Georgetown is 10th in this week’s men’s basketball AP Top 25. While ranking in the top 10 might not seem that impressive for a program that won the Big East in 2008 and reached the Final Four in 2007, consider that the coaches who know the Hoyas best picked them to finish 10th this season. That’s 10th in the conference, not in the nation.
In other words, coach John Thompson III and his young (six freshmen, four sophomores, a junior and two seniors) Hoyas are having a heck of a season. Georgetown is 19-5 overall, 9-4 in the Big East heading into Saturday’s contest at struggling Providence (13-13, 2-11). With four more conference games, the Big East Tournament and at least one NCAA date still to come, Thompson is on the verge of his sixth and most unlikely 20-victory season during the last seven years.
“This team heard of a lot of, ‘They’re going to be in the middle or the bottom of the conference because of the loss of Chris (Wright) and (Austin) Freeman, ‘ ” said senior center Henry Sims. “This team took it to heart and we made sure that we proved them wrong.”
While the 45-year-old son of legendary Georgetown coach John Thompson Jr. agreed that his players are working hard and doing what he asks, he wouldn’t praise his overachieving team with its finish still unknown.
“I’m having fun, but … we’re right in the middle of things, so (I’m) not going to analyze the big picture,” Thompson said the other day at McDonough Arena on campus. “Pleased, not please, we’ll figure that out in a couple of weeks. You have to stay focused on what’s in front of you.”
Thompson’s team has certainly been more focused on defense than last year’s group which was led by high-scoring former All-Met guards Freeman and Wright.
“I don’t think it’s X’s and O’s,” said senior guard Jason Clark, along with junior forward Hollis Thompson one of just two returning starters from last year’s team that went 21-11 and was upset in the NCAAs in the first round by Final Four-bound VCU. “I think it’s just effort. It’s heart. We’ve got a group of guys that’s willing to defend. When we defend, it’s fun.”
Hearing that should make Thompson smile as should the fact that opponents are shooting just .389 against the Hoyas, the third-worst percentage during his eight seasons at Georgetown.
“We’re better (defensively),” said Thompson, who’s employing much more zone this year because five of his top eight players are at least 6-foot-8. “We have more guys that can guard different positions. This team, for the most part, enjoys the notion that we’re making it difficult for the opposition to score. They embrace the whole notion of defense and getting stops. You can start talking systems, zone, man … but at the end of the day, you’ve gotta say, ‘I’ve gotta guard this guy.’ You have to have that toughness.”

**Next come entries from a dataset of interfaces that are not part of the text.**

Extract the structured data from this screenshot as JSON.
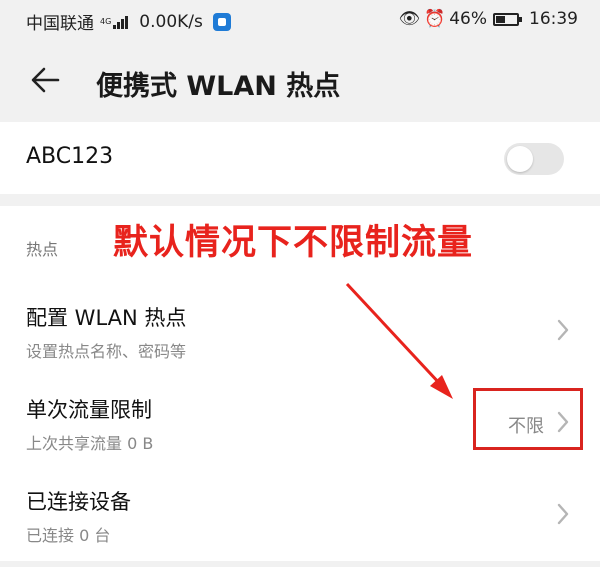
{
  "status_bar": {
    "carrier": "中国联通",
    "network_tag": "4G",
    "speed": "0.00K/s",
    "battery": "46%",
    "battery_fraction": 0.46,
    "time": "16:39"
  },
  "header": {
    "title": "便携式 WLAN 热点"
  },
  "ssid_card": {
    "label": "ABC123",
    "toggle_on": false
  },
  "section": {
    "label": "热点"
  },
  "rows": [
    {
      "title": "配置 WLAN 热点",
      "subtitle": "设置热点名称、密码等",
      "value": ""
    },
    {
      "title": "单次流量限制",
      "subtitle": "上次共享流量 0 B",
      "value": "不限"
    },
    {
      "title": "已连接设备",
      "subtitle": "已连接 0 台",
      "value": ""
    }
  ],
  "annotation": {
    "text": "默认情况下不限制流量",
    "color": "#e8231d"
  }
}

These Hoyas have been tough enough to take second-ranked Syracuse to overtime on the road, to have won at No. 19 Louisville and at Alabama, to have swept Memphis, beaten No. 12 Marquette and pushed No. 4 Kansas to the limit in just their third game of the season.
“We can stick with any team in the country,” Sims said. “Our chemistry is better. Off the court, we’re all really good friends and I think that plays a lot onto the court.”
And then there was the summer trip to China. While the Hoyas’ visit became infamous for their brawl with a Chinese pro team six months ago Saturday – for which both squads soon apologized – Sims said that the time together in such a foreign environment has been a boon for Georgetown this season.
“China definitely helped us, just being together all the time,” he explained. “None of us spoke the language and very few people we met spoke English so we had to depend on each other.”
That bonding experience is paying dividends for a program that’s just 1-3 in the NCAAs since that 2007 Final Four. But will it make a difference in March?
“The one stat that is most important is field goal percentage defense,” said Thompson, whose team is ranked 21st nationally in that department. “If you make your opposition miss and then you can go get the ball (the Hoyas outrebound their foes by 5.4 per game), we’re gonna figure out how to get enough points.”
We’ll see if Thompson’s correct come tournament time.
David Elfin has covered sports since he was a junior at Bethesda-Chevy Chase High School in 1975. He is the Washington representative on the Pro Football Hall of Fame selection committee and is the author of the new book: “Washington Redskins: The Complete Illustrated History.” A pre-game regular on 106.7-The Fan the last two Redskins seasons, he has been its columnist since March.